A big distraction Meanwhile, Cleveland Browns owner Jimmy Haslam acknowledged to the press yesterday that the criminal investigation of his Pilot Flying J truck-stop company has been “a distraction.”
The FBI raided Haslam’s headquarters in April amidst an investigation into rebate fraud. Haslam also said at his press conference that he’s starting to move out of that phase as the Browns search for a replacement for fired coach Rob Chudzinski.
Last month, Pilot Flying J signed a deal to pay nearly $85 million to more than 5,000 trucking companies who among those were promised – and then shorted – fuel rebates.
Ohio exotic animal rules kick in Exotic animal owners in Ohio have until tonight to register the animals. If they don’t, they face fines and jail time under a new Ohio law on potentially dangerous animals.
Animals not registered will be confiscated and housed in a $3 million state facility near Columbus. It has room for about 30 large animal including lions, tigers and bears.
Ohio has nearly 900 exotic animals registered.
Ohio rewarded for enrolling more children in Medicaid Federal officials say Ohio is getting about $10.8 million for enrolling children from low-income families in the Medicaid program and improving their access to health coverage. The performance bonus was announced Monday by the Centers for Medicare & Medicaid Services. The federal agency says that Ohio was one of 23 states that received bonuses totaling roughly $307 million. The amount that each state got corresponds to the increase in Medicaid enrollment over a specific target. The money is aimed at helping the states offset the cost of insuring low-income kids and provide an incentive for them to improve their health programs. Some of those improvements include making it easier to renew coverage, reducing paperwork and eliminating face-to-face interview requirements so applications can be mailed or filed online.
Head Start audit raises questions about $5 million A federal audit is questioning more than $5 million in spending by an agency that administers Head Start services in nine Ohio counties.
The Dayton Daily News (http://bit.ly/JrrydQ ) reports Tuesday that federal auditors called into question spending by the Council on Rural Services Programs Inc., a nonprofit agency that provides Head Start services in western Ohio.
Janet Julian, chairwoman of the Council on Rural Services board, said the agency disputes the auditors' findings and is appealing.
The auditors said the agency should pay back $65,750 spent on store gift cards given to employees as holiday gifts, and more than $944,000 in questionable lease payments.

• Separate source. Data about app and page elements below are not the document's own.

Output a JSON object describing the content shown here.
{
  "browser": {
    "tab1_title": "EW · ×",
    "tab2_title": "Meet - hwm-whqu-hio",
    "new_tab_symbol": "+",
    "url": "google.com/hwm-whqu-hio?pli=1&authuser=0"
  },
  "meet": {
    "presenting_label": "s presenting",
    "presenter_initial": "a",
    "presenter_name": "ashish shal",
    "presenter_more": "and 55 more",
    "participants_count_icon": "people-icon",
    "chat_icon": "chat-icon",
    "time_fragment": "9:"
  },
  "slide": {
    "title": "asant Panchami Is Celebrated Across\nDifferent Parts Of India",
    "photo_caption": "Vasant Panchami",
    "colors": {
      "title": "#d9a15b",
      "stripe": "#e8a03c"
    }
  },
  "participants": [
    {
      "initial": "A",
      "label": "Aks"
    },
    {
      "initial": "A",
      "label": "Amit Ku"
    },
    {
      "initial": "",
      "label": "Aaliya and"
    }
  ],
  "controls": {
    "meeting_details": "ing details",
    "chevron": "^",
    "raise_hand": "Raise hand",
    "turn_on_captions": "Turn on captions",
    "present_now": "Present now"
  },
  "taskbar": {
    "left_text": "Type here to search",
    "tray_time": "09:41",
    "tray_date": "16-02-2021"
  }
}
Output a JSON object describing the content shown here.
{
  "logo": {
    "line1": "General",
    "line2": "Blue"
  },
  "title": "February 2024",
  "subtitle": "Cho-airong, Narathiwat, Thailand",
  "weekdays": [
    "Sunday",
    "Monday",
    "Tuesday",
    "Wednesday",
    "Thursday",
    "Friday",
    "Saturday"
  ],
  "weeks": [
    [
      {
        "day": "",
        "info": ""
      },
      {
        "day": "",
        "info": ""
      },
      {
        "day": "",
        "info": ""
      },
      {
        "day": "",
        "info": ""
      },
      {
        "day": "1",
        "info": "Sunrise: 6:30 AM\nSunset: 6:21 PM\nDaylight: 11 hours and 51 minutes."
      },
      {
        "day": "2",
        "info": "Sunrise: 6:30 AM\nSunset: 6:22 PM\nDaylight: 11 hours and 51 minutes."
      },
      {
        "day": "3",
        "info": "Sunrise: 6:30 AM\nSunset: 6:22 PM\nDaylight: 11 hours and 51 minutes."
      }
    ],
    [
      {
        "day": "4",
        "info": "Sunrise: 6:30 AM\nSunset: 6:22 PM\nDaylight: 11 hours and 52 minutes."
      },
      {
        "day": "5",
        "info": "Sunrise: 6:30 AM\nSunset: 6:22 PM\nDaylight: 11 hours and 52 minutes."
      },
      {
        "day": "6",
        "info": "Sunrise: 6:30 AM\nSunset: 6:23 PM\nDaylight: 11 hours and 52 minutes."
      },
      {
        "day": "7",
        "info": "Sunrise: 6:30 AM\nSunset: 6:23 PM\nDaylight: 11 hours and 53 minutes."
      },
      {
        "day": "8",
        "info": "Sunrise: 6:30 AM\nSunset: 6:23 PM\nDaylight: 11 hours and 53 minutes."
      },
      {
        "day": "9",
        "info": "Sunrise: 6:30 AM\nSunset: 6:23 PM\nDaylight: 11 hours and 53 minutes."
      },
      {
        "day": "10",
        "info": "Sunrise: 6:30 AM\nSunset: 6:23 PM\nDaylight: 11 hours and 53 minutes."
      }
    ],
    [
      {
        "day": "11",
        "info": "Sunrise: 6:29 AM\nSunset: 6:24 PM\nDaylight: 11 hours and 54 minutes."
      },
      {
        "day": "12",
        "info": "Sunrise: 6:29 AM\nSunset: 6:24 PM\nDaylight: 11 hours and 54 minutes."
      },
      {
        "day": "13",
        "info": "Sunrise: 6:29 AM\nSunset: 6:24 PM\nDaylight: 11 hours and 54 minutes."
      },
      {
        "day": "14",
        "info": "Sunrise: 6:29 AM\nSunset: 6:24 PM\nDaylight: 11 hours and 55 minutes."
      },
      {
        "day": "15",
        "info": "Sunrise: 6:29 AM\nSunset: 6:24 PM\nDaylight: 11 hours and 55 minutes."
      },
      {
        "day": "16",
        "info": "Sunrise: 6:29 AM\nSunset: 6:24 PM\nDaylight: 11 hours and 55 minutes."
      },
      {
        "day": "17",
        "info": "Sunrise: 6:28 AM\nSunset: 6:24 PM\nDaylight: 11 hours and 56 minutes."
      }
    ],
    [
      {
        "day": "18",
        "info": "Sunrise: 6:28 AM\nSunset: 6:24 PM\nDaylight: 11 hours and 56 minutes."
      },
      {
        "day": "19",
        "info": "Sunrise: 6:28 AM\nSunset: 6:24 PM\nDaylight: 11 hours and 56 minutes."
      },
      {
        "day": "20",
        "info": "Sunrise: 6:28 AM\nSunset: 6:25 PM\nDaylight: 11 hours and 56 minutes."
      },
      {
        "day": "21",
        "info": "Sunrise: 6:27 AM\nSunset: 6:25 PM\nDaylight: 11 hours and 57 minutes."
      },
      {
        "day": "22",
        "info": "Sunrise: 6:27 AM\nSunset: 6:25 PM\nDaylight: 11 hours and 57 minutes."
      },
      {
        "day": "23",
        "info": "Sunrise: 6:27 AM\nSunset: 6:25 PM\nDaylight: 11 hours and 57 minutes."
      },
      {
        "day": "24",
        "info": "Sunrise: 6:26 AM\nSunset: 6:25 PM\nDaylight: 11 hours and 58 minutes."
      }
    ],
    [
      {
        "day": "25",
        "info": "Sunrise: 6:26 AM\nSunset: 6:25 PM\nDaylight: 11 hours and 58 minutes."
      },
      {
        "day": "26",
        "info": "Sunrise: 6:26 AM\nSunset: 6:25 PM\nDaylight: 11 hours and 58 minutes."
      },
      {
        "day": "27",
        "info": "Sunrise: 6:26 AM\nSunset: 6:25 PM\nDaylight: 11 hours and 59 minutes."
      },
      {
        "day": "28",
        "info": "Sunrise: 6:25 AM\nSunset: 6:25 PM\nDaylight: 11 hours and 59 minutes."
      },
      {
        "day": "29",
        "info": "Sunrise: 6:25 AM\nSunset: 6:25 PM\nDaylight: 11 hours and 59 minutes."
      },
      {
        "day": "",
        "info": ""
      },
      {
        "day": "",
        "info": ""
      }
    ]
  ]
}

Auditors also said the agency should refund $4.29 million in inadequately supported compensation, or work with federal officials to determine what costs were permitted.
More Ohio schools open to guns At least 20 school districts across Ohio have changed policies to allow handguns in school buildings, according to a survey by the gun-advocacy group the Buckeye Firearms Foundation.
The changes followed the killings of more than two dozen children at Sandy Hook Elementary last December.
The Springsteen concert of '78 Thirty-five years ago tonight, Bruce Springsteen and the E Street Band played to a national radio audience from the Richfield Coliseum. The E Street Band will be inducted into the Rock and Roll Hall of Fame in 2014. But to hear their rowdy New Year's Eve 1978 concert, visit the WKSU Now Facebook page.
Ohio State arrives without in Florida a key player Ohio State could be facing Clemson in the Orange Bowl Friday night without one of its best pass-rushers.
Urban Meyer says defensive end Noah Spence did not travel with the team to Miami because "he is working on some personal issues at home." Meyer added though that he hopes Spence could yet join the team. The sophomore is second in the Big Ten with 7.5 sacks this season. He also has 50 tackles.